When I was in Selfridges last week, looking around the Ocean Project, I was horrified by the idea that there is so much rubbish in our sea. Sadly, I was unsurprised, because when we are miles away from land, sailing along on our comfortable cruise ship, there is occasionally a little bunch of rubbish floating in the water. This particular cruise company, like others, places huge emphasis on caring for the environment and abides by the international conventions when it comes to keeping our seas clean and free from rubbish. Still, it’s a drop in the ocean, so to speak.
What particularly intrigued me, however, was this.
The concept of the ocean currents sweeping much of this rubbish up and concentrating it all in “swirls” in particular parts of the world. My understanding of ocean currents was sufficient for me to express a quiet “well, duh…” to myself. Of course this would happen. I recalled the progress of the plastic ducks and the story book about the sandwich box lost by a Japanese girl and how it ended up in British Columbia.
Then, this morning on the news, I heard about this and an expert on ocean currents use a word that I’d not come across until last week, when I read it in Selfridges, referring to the “swirl” in the Pacific ocean which is the size of Texas.

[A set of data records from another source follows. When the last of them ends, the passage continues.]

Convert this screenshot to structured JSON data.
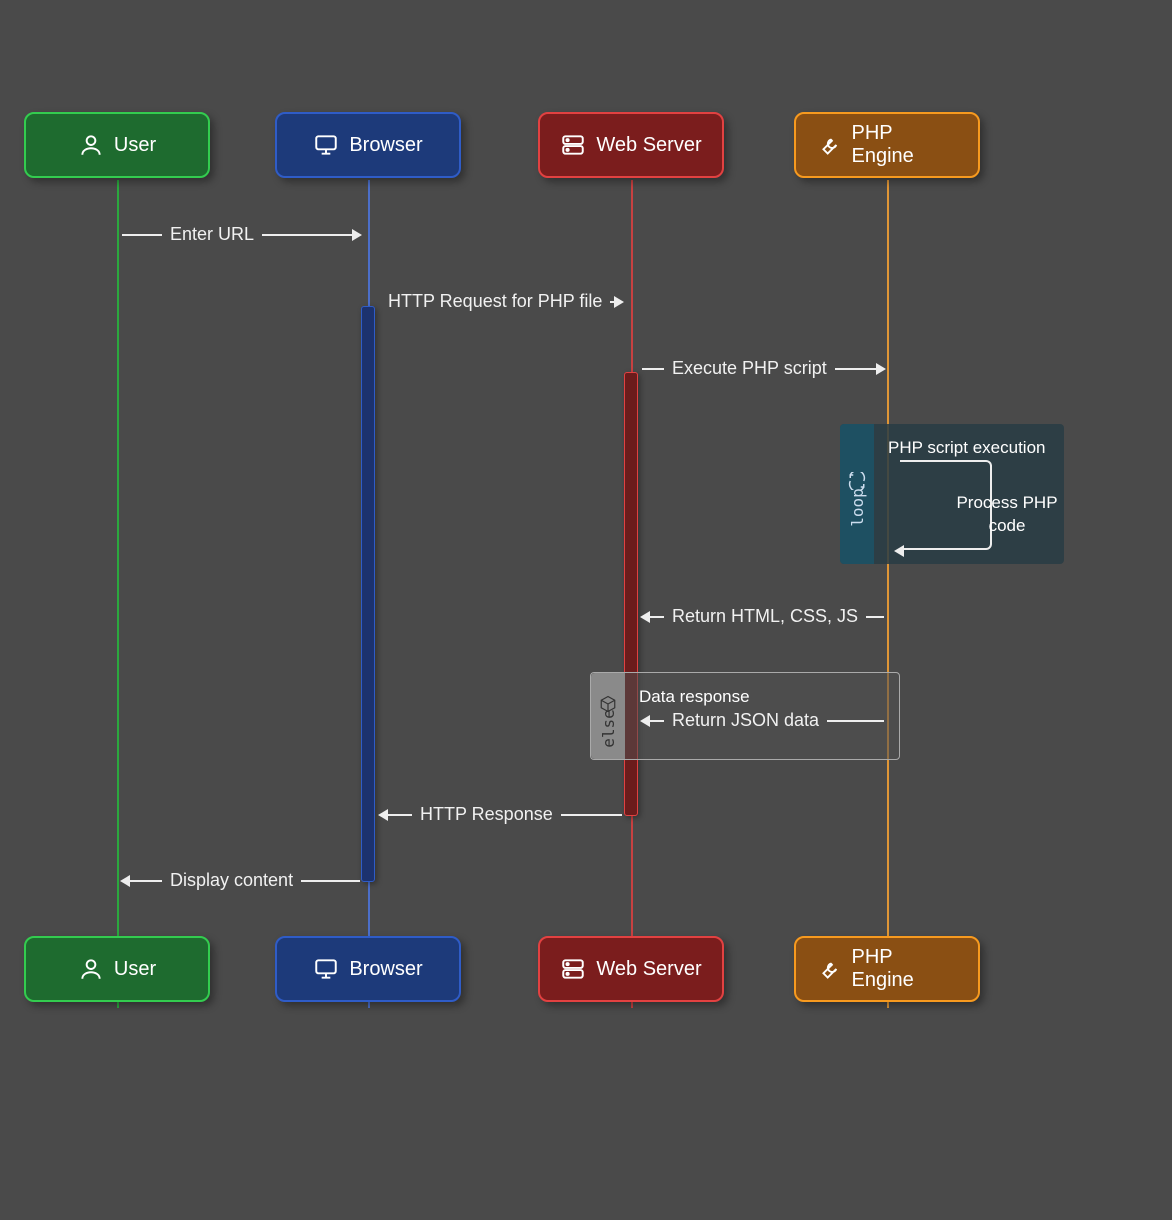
{
  "participants": {
    "user": {
      "label": "User",
      "color_bg": "#1e6b2f",
      "color_border": "#33cc4f",
      "icon": "user-icon"
    },
    "browser": {
      "label": "Browser",
      "color_bg": "#1d3a7a",
      "color_border": "#2f5cc7",
      "icon": "monitor-icon"
    },
    "server": {
      "label": "Web Server",
      "color_bg": "#7b1d1d",
      "color_border": "#e24141",
      "icon": "server-icon"
    },
    "php": {
      "label": "PHP Engine",
      "color_bg": "#8a4f13",
      "color_border": "#f79a1f",
      "icon": "wrench-icon"
    }
  },
  "messages": {
    "m1": {
      "from": "user",
      "to": "browser",
      "label": "Enter URL",
      "direction": "right"
    },
    "m2": {
      "from": "browser",
      "to": "server",
      "label": "HTTP Request for PHP file",
      "direction": "right"
    },
    "m3": {
      "from": "server",
      "to": "php",
      "label": "Execute PHP script",
      "direction": "right"
    },
    "m4": {
      "from": "php",
      "to": "server",
      "label": "Return HTML, CSS, JS",
      "direction": "left"
    },
    "m5": {
      "from": "php",
      "to": "server",
      "label": "Return JSON data",
      "direction": "left"
    },
    "m6": {
      "from": "server",
      "to": "browser",
      "label": "HTTP Response",
      "direction": "left"
    },
    "m7": {
      "from": "browser",
      "to": "user",
      "label": "Display content",
      "direction": "left"
    }
  },
  "fragments": {
    "loop": {
      "type": "loop",
      "tag_label": "loop",
      "title": "PHP script execution",
      "self_message": "Process PHP code",
      "participant": "php"
    },
    "alt_else": {
      "type": "else",
      "tag_label": "else",
      "title": "Data response",
      "contains_message": "m5"
    }
  },
  "chart_data": {
    "type": "sequence_diagram",
    "participants": [
      "User",
      "Browser",
      "Web Server",
      "PHP Engine"
    ],
    "interactions": [
      {
        "from": "User",
        "to": "Browser",
        "label": "Enter URL"
      },
      {
        "from": "Browser",
        "to": "Web Server",
        "label": "HTTP Request for PHP file"
      },
      {
        "from": "Web Server",
        "to": "PHP Engine",
        "label": "Execute PHP script"
      },
      {
        "fragment": "loop",
        "title": "PHP script execution",
        "over": "PHP Engine",
        "body": [
          {
            "from": "PHP Engine",
            "to": "PHP Engine",
            "label": "Process PHP code"
          }
        ]
      },
      {
        "from": "PHP Engine",
        "to": "Web Server",
        "label": "Return HTML, CSS, JS"
      },
      {
        "fragment": "else",
        "title": "Data response",
        "body": [
          {
            "from": "PHP Engine",
            "to": "Web Server",
            "label": "Return JSON data"
          }
        ]
      },
      {
        "from": "Web Server",
        "to": "Browser",
        "label": "HTTP Response"
      },
      {
        "from": "Browser",
        "to": "User",
        "label": "Display content"
      }
    ]
  }
}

That it should crop up again within days is uncanny.
So there we are. My word of the week.
Much better than “swirl”, don’t you agree?